What this task involves
Output each record below exactly. No images go in the copy.

───── Extracted records

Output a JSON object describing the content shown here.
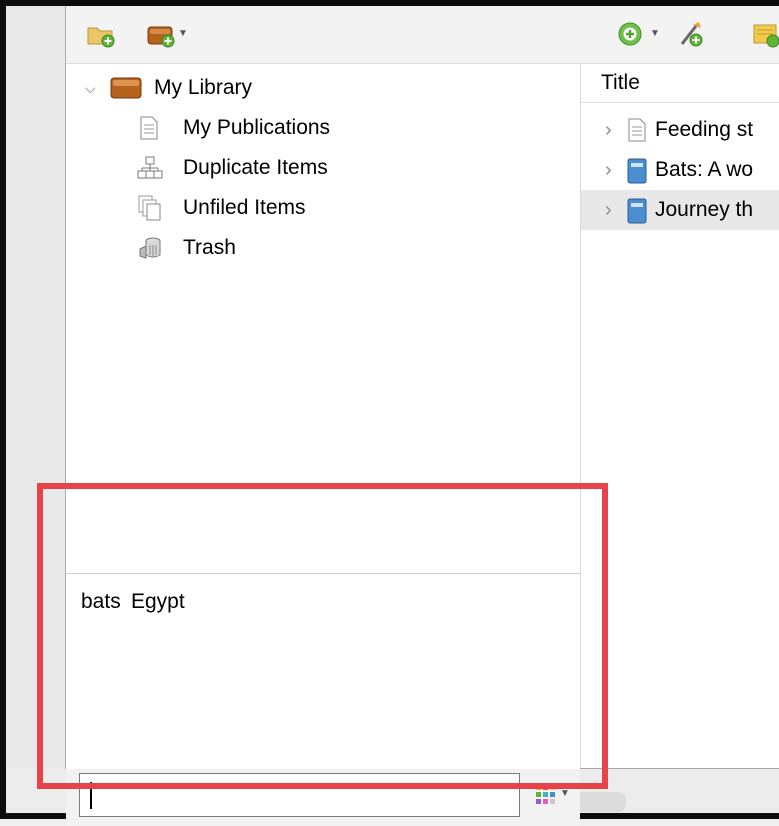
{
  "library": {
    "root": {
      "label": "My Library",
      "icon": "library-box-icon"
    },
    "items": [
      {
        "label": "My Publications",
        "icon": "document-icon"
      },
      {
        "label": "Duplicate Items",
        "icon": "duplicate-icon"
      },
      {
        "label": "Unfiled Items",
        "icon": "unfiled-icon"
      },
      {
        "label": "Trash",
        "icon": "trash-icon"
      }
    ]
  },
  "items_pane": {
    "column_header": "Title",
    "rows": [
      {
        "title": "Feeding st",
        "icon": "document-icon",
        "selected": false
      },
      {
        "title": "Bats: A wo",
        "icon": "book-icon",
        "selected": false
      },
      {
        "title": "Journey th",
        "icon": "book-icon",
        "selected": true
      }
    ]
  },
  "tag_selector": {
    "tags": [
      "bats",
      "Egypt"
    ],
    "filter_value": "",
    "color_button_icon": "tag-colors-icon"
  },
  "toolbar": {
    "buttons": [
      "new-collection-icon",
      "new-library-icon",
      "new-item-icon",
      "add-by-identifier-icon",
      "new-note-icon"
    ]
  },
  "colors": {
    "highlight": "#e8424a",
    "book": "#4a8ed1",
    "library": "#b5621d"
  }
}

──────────

Solution to the problem
Output a JSON object describing the content shown here.
{
  "library": {
    "root": {
      "label": "My Library",
      "icon": "library-box-icon"
    },
    "items": [
      {
        "label": "My Publications",
        "icon": "document-icon"
      },
      {
        "label": "Duplicate Items",
        "icon": "duplicate-icon"
      },
      {
        "label": "Unfiled Items",
        "icon": "unfiled-icon"
      },
      {
        "label": "Trash",
        "icon": "trash-icon"
      }
    ]
  },
  "items_pane": {
    "column_header": "Title",
    "rows": [
      {
        "title": "Feeding st",
        "icon": "document-icon",
        "selected": false
      },
      {
        "title": "Bats: A wo",
        "icon": "book-icon",
        "selected": false
      },
      {
        "title": "Journey th",
        "icon": "book-icon",
        "selected": true
      }
    ]
  },
  "tag_selector": {
    "tags": [
      "bats",
      "Egypt"
    ],
    "filter_value": "",
    "color_button_icon": "tag-colors-icon"
  },
  "toolbar": {
    "buttons": [
      "new-collection-icon",
      "new-library-icon",
      "new-item-icon",
      "add-by-identifier-icon",
      "new-note-icon"
    ]
  },
  "colors": {
    "highlight": "#e8424a",
    "book": "#4a8ed1",
    "library": "#b5621d"
  }
}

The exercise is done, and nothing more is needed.